For two decades, spanning the Cuomo and Pataki administrations, Albany has steadfastly refused to reform state spending practices. When confronted with deficits, the Governor and legislative leaders turned red ink to black by selling off assets or borrowing against future revenues or engaging in some other reckless flimflam. But now the day of reckoning has dawned.

Gimmicks won’t close this gap, because the state has used every gimmick it has-except one. Casino gambling is all the rage in Albany, where some actually are suggesting that Mr. Pataki close the deficit by borrowing against casino revenues-even though the casinos themselves, proposed for the Catskills, haven’t even broken ground yet.

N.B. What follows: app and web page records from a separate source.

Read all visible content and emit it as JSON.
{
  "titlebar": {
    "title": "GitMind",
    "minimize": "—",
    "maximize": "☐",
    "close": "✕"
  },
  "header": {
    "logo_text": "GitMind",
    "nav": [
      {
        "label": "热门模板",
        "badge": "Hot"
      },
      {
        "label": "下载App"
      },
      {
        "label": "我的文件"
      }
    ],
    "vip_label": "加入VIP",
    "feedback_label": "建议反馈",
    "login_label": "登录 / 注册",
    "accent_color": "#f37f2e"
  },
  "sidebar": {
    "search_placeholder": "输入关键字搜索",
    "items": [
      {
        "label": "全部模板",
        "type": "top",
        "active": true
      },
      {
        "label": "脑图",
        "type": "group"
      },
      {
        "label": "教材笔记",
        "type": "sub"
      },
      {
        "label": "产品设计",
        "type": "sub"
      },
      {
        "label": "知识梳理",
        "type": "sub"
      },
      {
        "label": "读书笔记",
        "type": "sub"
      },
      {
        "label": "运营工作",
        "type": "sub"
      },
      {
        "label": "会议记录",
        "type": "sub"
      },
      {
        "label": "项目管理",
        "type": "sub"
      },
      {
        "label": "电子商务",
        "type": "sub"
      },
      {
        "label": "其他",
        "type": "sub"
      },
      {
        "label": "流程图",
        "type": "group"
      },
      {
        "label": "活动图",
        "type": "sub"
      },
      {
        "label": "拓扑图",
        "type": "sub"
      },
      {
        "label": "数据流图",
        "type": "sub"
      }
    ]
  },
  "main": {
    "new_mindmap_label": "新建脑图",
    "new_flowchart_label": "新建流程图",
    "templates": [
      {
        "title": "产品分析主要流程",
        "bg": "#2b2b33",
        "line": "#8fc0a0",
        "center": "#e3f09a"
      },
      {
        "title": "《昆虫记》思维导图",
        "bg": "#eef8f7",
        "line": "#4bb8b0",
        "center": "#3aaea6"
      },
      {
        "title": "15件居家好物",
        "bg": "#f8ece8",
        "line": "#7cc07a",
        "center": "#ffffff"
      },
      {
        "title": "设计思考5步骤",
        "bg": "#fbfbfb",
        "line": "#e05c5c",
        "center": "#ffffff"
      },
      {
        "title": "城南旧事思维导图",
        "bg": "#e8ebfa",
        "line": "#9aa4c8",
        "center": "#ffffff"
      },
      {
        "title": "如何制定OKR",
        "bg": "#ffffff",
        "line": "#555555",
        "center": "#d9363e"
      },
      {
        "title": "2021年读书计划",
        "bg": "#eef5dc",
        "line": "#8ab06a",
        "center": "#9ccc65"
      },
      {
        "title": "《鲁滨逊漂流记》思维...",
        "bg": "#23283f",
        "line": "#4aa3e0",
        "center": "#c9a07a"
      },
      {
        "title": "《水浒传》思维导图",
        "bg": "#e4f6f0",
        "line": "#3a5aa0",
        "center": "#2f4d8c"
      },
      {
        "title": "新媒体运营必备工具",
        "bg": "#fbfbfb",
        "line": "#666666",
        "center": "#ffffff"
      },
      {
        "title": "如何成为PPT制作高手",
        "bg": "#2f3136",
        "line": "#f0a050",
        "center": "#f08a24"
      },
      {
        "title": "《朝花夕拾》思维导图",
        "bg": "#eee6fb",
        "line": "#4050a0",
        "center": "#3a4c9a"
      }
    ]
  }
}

Mr. Pataki and the legislative leaders no doubt will be tempted to find an easy, or less painful, solution to this dilemma. But Albany’s refusal to deal with reality got us in this jam in the first place. The casino-revenue plan is just the sort of gimmick that leads to short-term relief and a long-term headache.

It’s time Albany’s leaders earned their salary by weighing the options, making hard decisions and then explaining those decisions to voters. This novel approach would go a long way towards resolving our permanent fiscal crisis. It might also cause us to reconsider our opinions of the three men who run state government.

Jack Newfield

With the death of journalist Jack Newfield, New York has lost an authentic voice and a tireless champion, while we at The Observer have lost a treasured former colleague. Mr. Newfield’s byline appeared in several city newspapers, including this one, and he left his mark wherever he went. He had that rare combination of compassion and common sense, which made his advocacy for the poor, the disenfranchised and the alienated all the more powerful. He never forgot that he was a kid from Bedford-Stuyvesant, and that there were thousands like him who never made it out of the old neighborhood.

How he cherished this city! His love for New York and its people was matched by his contempt for those who would do us harm, whether they were crooked politicians, ruthless mobsters or unfeeling bureaucrats.

The Observer extends its condolences to his wife, Janie, his children, Rebecca and Joseph, and his legions of friends and fans.

Holiday Wishes

As 2004 draws to a close and families gather for the holidays, New Yorkers have much to be grateful for. Three years after suffering the worst terrorist attacks in world history, the city has made a remarkable recovery. Employment is edging up, tourism is booming, new Broadway shows and restaurants are bustling, and apartment prices are at all-time highs. Thanks to the work of Mayor Michael Bloomberg and Police Commissioner Ray Kelly, crime continues to drop to all-time lows, as New York maintains its distinction of being the safest large city in America. And under the guidance of Schools Chancellor Joel Klein, millions of dollars of private money are flowing into the public schools.

Of course, long-term growth will depend on a strong national economy. And New Yorkers are rightly concerned that, with George W. Bush at the helm, the horizon is looking a bit ominous. But this is surely a time of year to put the political aside in favor of the personal, to embrace the local over the global, and to be thankful for the enduring charms and unexpected changes which make New York the world’s most vibrant, satisfying city.

The Observer would like to thank our readers and advertisers, and to extend our wishes for a peaceful, joyful holiday and a very happy 2005.

George Pataki: ‘Wrong and Stupid,’ Indeed